It is recommended you seed the vault with an initial Backup instead of waiting for the scheduler to do so for you, so I clicked on the Action “Backup Now”. The initial Backup process unexpectedly took about 5-10 minutes for 1 KB file. Not sure if the process time is proportional to data quantity, but if it is, you may wish to do this over your lunch break.

After this backup process had completed I noticed from the Job Details my 1 KB File had produced 1.24 MB of Data Transfer, which seems like a gargantuan amount of meta data or other junk (and it said it was compressed) along with my tiny data file.


Job Details and Status of Backups

I had let the MARS program perform an initial backup seed then its first scheduled backup before I checked out the details in both my client application and the new Azure portal.

Here was my client application Job Status

In the new Azure Portal, I noticed the scheduled backup job status did not change to complete until after ~5-10 minutes of refreshing the blade. Note: The client may say the backup job is complete but the portal may have a different status not in sync [potential bug?].

An Unexpected Side Effect?

After I had completed my backup in the MARS client on my laptop, I wanted to check the backup job status (see above) and other details in my new Azure Portal Recovery Services Vault. However, I was dismayed that my Internet went down.

I took a 10-minute break and came back to find the Internet still out and none of my websites working on the laptop. I then decided to test out my WIFI-only iPad mini, and it still retained connected to my Internet. The same with my other devices.

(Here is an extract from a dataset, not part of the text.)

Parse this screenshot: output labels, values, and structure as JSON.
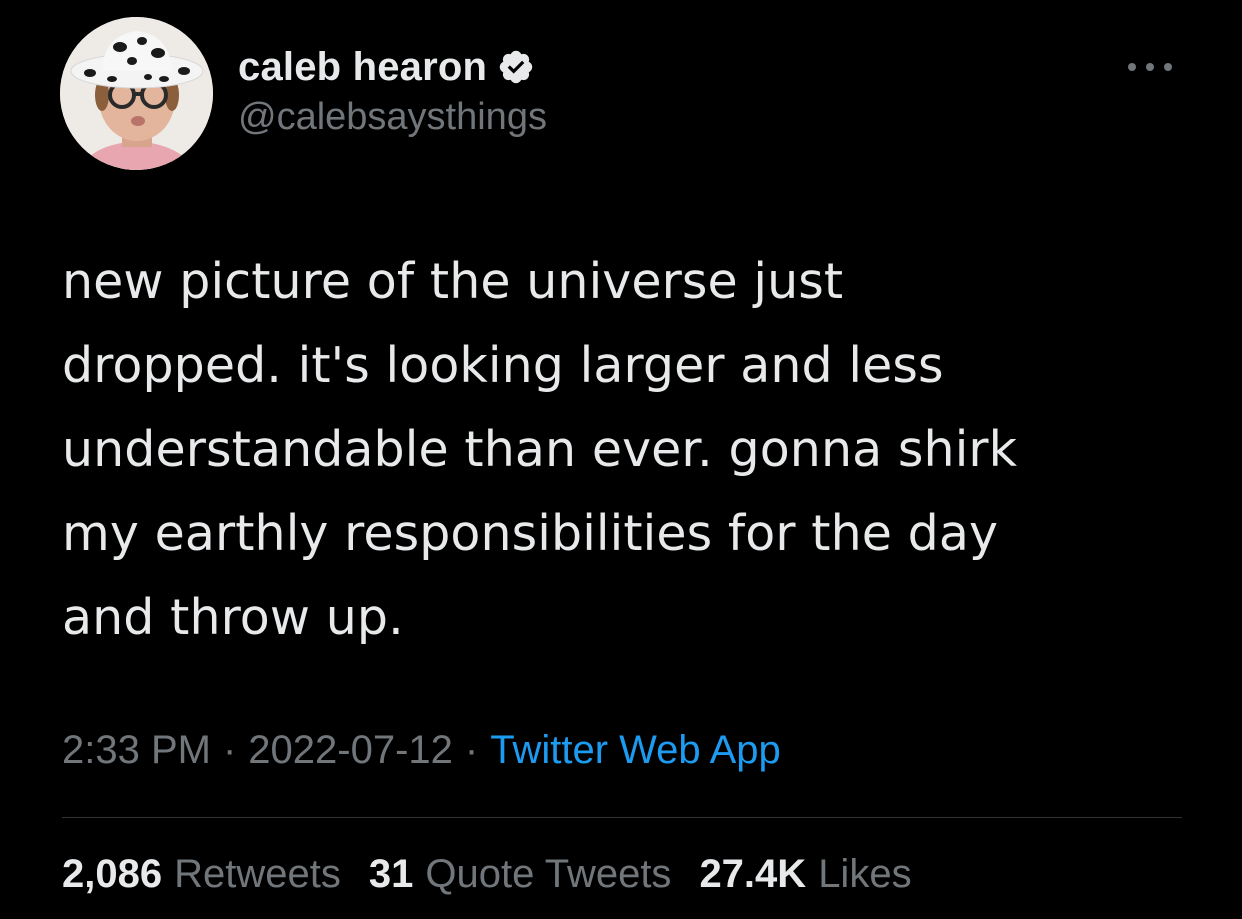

Very strange indeed. I turned off, then turned on my laptop WIFI connection, and fixed the Internet outage.


As mentioned in my introduction, this MARS client program may be good for backing up Azure applications or Windows Server applications but I would prefer not to utilize this for my every day file and folder backups. The client program also has some room for improvement in the user experience and interface design.

Kathleen has 15 yrs. of experience analyzing business IT needs and engineering solutions in payments, electric utilities, pharmaceutical, financial, virtual reality, and internet industries with a variety of technologies. Kathleen's project experience has been diverse ranging from executing the business analysis “design phase” to hands-on development, implementation, and testing of the IT solutions. Kathleen and her husband reside in Indiana with no children, instead living along with their fur babies.